── The input
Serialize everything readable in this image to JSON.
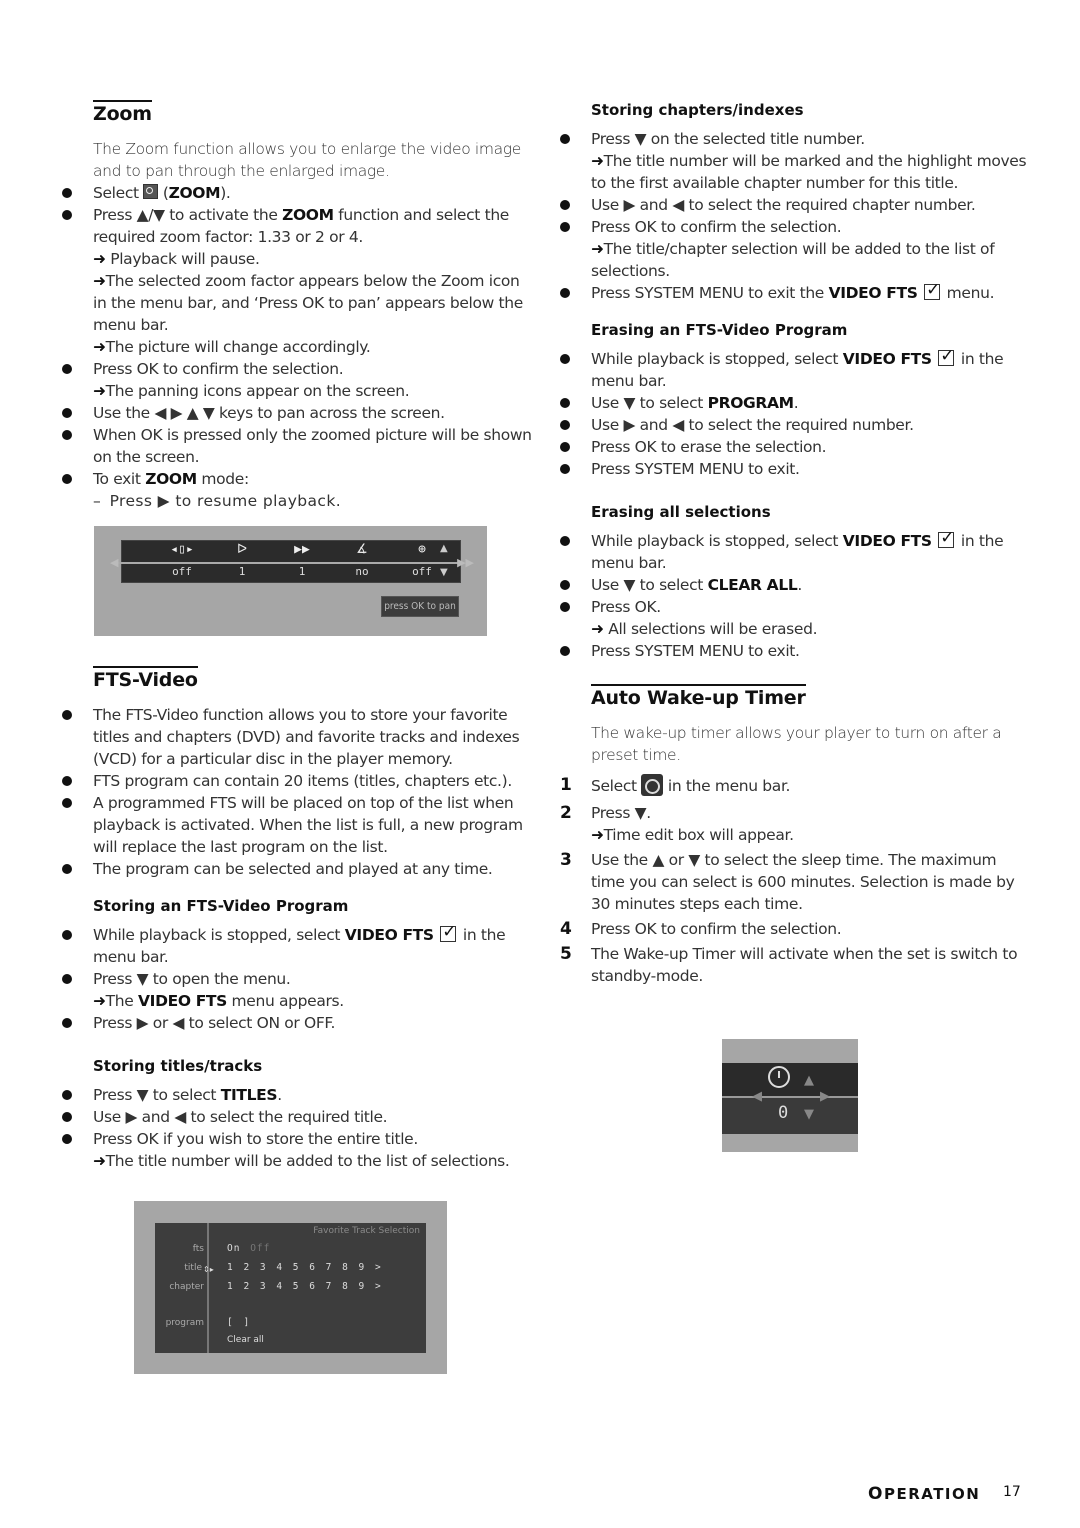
{
  "zoom": {
    "title": "Zoom",
    "intro": "The Zoom function allows you to enlarge the video image and to pan through the enlarged image.",
    "items": [
      {
        "pre": "Select ",
        "icon": "zoom-icon",
        "bold": "ZOOM",
        "post": ")."
      },
      {
        "text": "Press ▲/▼ to activate the ",
        "bold": "ZOOM",
        "post": " function and select the required zoom factor: 1.33 or 2 or 4.",
        "results": [
          "Playback will pause.",
          "The selected zoom factor appears below the Zoom icon in the menu bar, and ‘Press OK to pan’ appears below the menu bar.",
          "The picture will change accordingly."
        ]
      },
      {
        "text": "Press OK to confirm the selection.",
        "results": [
          "The panning icons appear on the screen."
        ]
      },
      {
        "text": "Use the ◀ ▶ ▲ ▼ keys to pan across the screen."
      },
      {
        "text": "When OK is pressed only the zoomed picture will be shown on the screen."
      },
      {
        "pre": "To exit ",
        "bold": "ZOOM",
        "post": " mode:",
        "dash": "Press ▶ to resume playback."
      }
    ],
    "arrow": "➜"
  },
  "zoom_screen": {
    "icons": [
      "◂▯▸",
      "ᐅ",
      "▶▶",
      "∡",
      "⊕"
    ],
    "values": [
      "off",
      "1",
      "1",
      "no",
      "off"
    ],
    "hint": "press OK to pan"
  },
  "fts": {
    "title": "FTS-Video",
    "items": [
      "The FTS-Video function allows you to store your favorite titles and chapters (DVD) and favorite tracks and indexes (VCD) for a particular disc in the player memory.",
      "FTS program can contain 20 items (titles, chapters etc.).",
      "A programmed FTS will be placed on top of the list when playback is activated. When the list is full, a new program will replace the last program on the list.",
      "The program can be selected and played at any time."
    ],
    "storing_program": {
      "title": "Storing an FTS-Video Program",
      "i1_pre": "While playback is stopped, select ",
      "i1_bold": "VIDEO FTS",
      "i1_post": " in the menu bar.",
      "i2": "Press ▼ to open the menu.",
      "i2_res_pre": "The ",
      "i2_res_bold": "VIDEO FTS",
      "i2_res_post": " menu appears.",
      "i3": "Press ▶ or ◀  to select ON or OFF."
    },
    "storing_titles": {
      "title": "Storing titles/tracks",
      "i1_pre": "Press ▼ to select ",
      "i1_bold": "TITLES",
      "i1_post": ".",
      "i2": "Use ▶ and ◀ to select the required title.",
      "i3": "Press OK if you wish to store the entire title.",
      "i3_res": "The title number will be added to the list of selections."
    }
  },
  "fts_screen": {
    "header": "Favorite Track Selection",
    "labels": [
      "fts",
      "title",
      "chapter",
      "program"
    ],
    "fts_on": "On",
    "fts_off": "Off",
    "title_row": "1 2 3 4 5 6 7 8 9 >",
    "chapter_row": "1 2 3 4 5 6 7 8 9 >",
    "program_row": "[ ]",
    "clear_all": "Clear all"
  },
  "right": {
    "storing_chapters": {
      "title": "Storing chapters/indexes",
      "i1": "Press ▼ on the selected title number.",
      "i1_res": "The title number will be marked and the highlight moves to the first available chapter number for this title.",
      "i2": "Use ▶ and ◀ to select the required chapter number.",
      "i3": "Press OK to confirm the selection.",
      "i3_res": "The title/chapter selection will be added to the list of selections.",
      "i4_pre": "Press SYSTEM MENU to exit the ",
      "i4_bold": "VIDEO FTS",
      "i4_post": " menu."
    },
    "erasing_program": {
      "title": "Erasing an FTS-Video Program",
      "i1_pre": "While playback is stopped, select ",
      "i1_bold": "VIDEO FTS",
      "i1_post": " in the menu bar.",
      "i2_pre": "Use ▼ to select ",
      "i2_bold": "PROGRAM",
      "i2_post": ".",
      "i3": "Use ▶ and ◀ to select the required number.",
      "i4": "Press OK to erase the selection.",
      "i5": "Press SYSTEM MENU to exit."
    },
    "erasing_all": {
      "title": "Erasing all selections",
      "i1_pre": "While playback is stopped, select ",
      "i1_bold": "VIDEO FTS",
      "i1_post": " in the menu bar.",
      "i2_pre": "Use ▼ to select ",
      "i2_bold": "CLEAR ALL",
      "i2_post": ".",
      "i3": "Press OK.",
      "i3_res": "All selections will be erased.",
      "i4": "Press SYSTEM MENU to exit."
    },
    "timer": {
      "title": "Auto Wake-up Timer",
      "intro": "The wake-up timer allows your player to turn on after a preset time.",
      "steps": [
        {
          "n": "1",
          "pre": "Select ",
          "post": " in the menu bar."
        },
        {
          "n": "2",
          "text": "Press ▼.",
          "res": "Time edit box will appear."
        },
        {
          "n": "3",
          "text": "Use the ▲  or  ▼  to select the sleep time. The maximum time you can select is 600 minutes. Selection is made by 30 minutes steps each time."
        },
        {
          "n": "4",
          "text": "Press OK to confirm the selection."
        },
        {
          "n": "5",
          "text": "The Wake-up Timer will activate when the set is switch to standby-mode."
        }
      ]
    }
  },
  "timer_screen": {
    "value": "0",
    "up": "▲",
    "down": "▼",
    "left": "◀",
    "right": "▶"
  },
  "footer": {
    "section_first": "O",
    "section_rest": "PERATION",
    "page": "17"
  }
}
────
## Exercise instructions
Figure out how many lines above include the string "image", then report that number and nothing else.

## Expected answer
2